Go Woon Suh and William V. Fabricius (Arizona State University, Tempe Campus), Matthew M. Stevenson (University of Michigan), Ross D. Parke (University of California, Riverside), Jeffrey T. Cookston (San Francisco State University), Sanford L. Braver and Delia S. Saenz (Arizona State University, Tempe Campus)
We examined the mediational roles of multiple types of adolescents' emotional security in relations between multiple aspects of the interparental relationship and adolescents' mental health from ages 13 to 16 (N 392). General marital quality, nonviolent parent conflict, and physical intimate partner violence independently predicted mental health. Security in the father-adolescent relationship, over and above security with the mother and security in regard to parent conflict, mediated the link from general marital quality to adolescents' mental health. With 2 exceptions, paths were stable for boys and girls, biological-and stepfathers, and Anglo- and Mexican Americans. The findings reveal the need to expand the traditional foci on parent conflict and relationships with mothers to include general marital quality and relationships with fathers.
William V Fabricius, Arizona State University

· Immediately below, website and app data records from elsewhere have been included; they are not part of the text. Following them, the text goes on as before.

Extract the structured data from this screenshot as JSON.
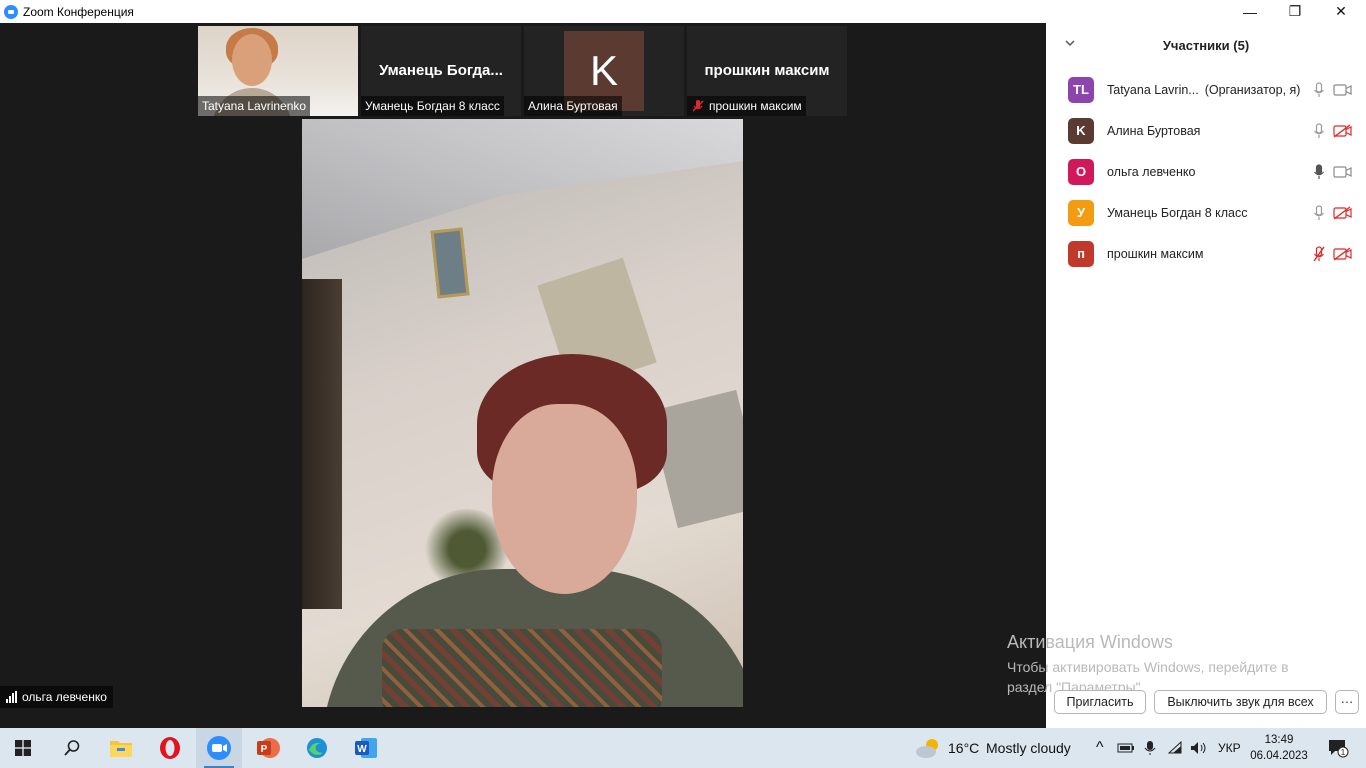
{
  "window": {
    "title": "Zoom Конференция",
    "minimize_glyph": "—",
    "restore_glyph": "❐",
    "close_glyph": "✕"
  },
  "gallery": {
    "thumbs": [
      {
        "display": "video",
        "label": "Tatyana Lavrinenko"
      },
      {
        "display": "name",
        "big_name": "Уманець  Богда...",
        "label": "Уманець Богдан 8 класс"
      },
      {
        "display": "avatar",
        "avatar_letter": "K",
        "label": "Алина Буртовая"
      },
      {
        "display": "name",
        "big_name": "прошкин максим",
        "label": "прошкин максим",
        "muted": true
      }
    ],
    "active_speaker": "ольга левченко"
  },
  "participants": {
    "header": "Участники (5)",
    "list": [
      {
        "initials": "TL",
        "color": "#8e44ad",
        "name": "Tatyana Lavrin...",
        "role": "(Организатор, я)",
        "mic": "on",
        "cam": "on"
      },
      {
        "initials": "K",
        "color": "#5b3a32",
        "name": "Алина Буртовая",
        "role": "",
        "mic": "on",
        "cam": "off"
      },
      {
        "initials": "О",
        "color": "#d0185a",
        "name": "ольга левченко",
        "role": "",
        "mic": "active",
        "cam": "on"
      },
      {
        "initials": "У",
        "color": "#f39c12",
        "name": "Уманець Богдан 8 класс",
        "role": "",
        "mic": "on",
        "cam": "off"
      },
      {
        "initials": "п",
        "color": "#c0392b",
        "name": "прошкин максим",
        "role": "",
        "mic": "off",
        "cam": "off"
      }
    ],
    "invite_button": "Пригласить",
    "mute_all_button": "Выключить звук для всех",
    "more_button": "···"
  },
  "watermark": {
    "line1": "Активация Windows",
    "line2": "Чтобы активировать Windows, перейдите в раздел \"Параметры\"."
  },
  "taskbar": {
    "weather_temp": "16°C",
    "weather_text": "Mostly cloudy",
    "tray_chevron": "^",
    "language": "УКР",
    "time": "13:49",
    "date": "06.04.2023",
    "notification_count": "1"
  },
  "colors": {
    "accent": "#2d8cff",
    "muted_red": "#e02828"
  }
}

This chapter reviews several sources of evidence bearing on the question of whether equal parenting time with both parents is in the best interests of children of divorce. First, the scientific evidence consists of correlational findings that meet four conditions necessary for a causal role of parenting time: A legal context that constrains the possibility of self-selection; a â€œdose-responseâ€ association between parenting time and fatherchild relationships; positive outcomes when parents disagree and courts impose more parenting time; and negative outcomes when relocations separate fathers and children. Second, the cultural evidence is that norms about parenting roles have changed in the last generation, and this is reflected in public endorsement of equal parenting time. Third, test-case evidence comes from the 2013 equal parenting law in Arizona, which has been evaluated positively by the state's family law professionals. Finally, examples from recent Canadian case law show courts responding to the new cultural norms by crafting individualized equal parenting time orders over one parent's objections even in cases of high parent conflict, accompanied by well-reasoned judicial opinions about how that is in children's best interests. The chapter concludes that the overall pattern of evidence indicates that legal presumptions of equal parenting time would help protect children's emotional security with each of their divorced parents, and consequently would have a positive effect on public health in the form of reduced long-term stress-related mental and physical health problems among children of divorce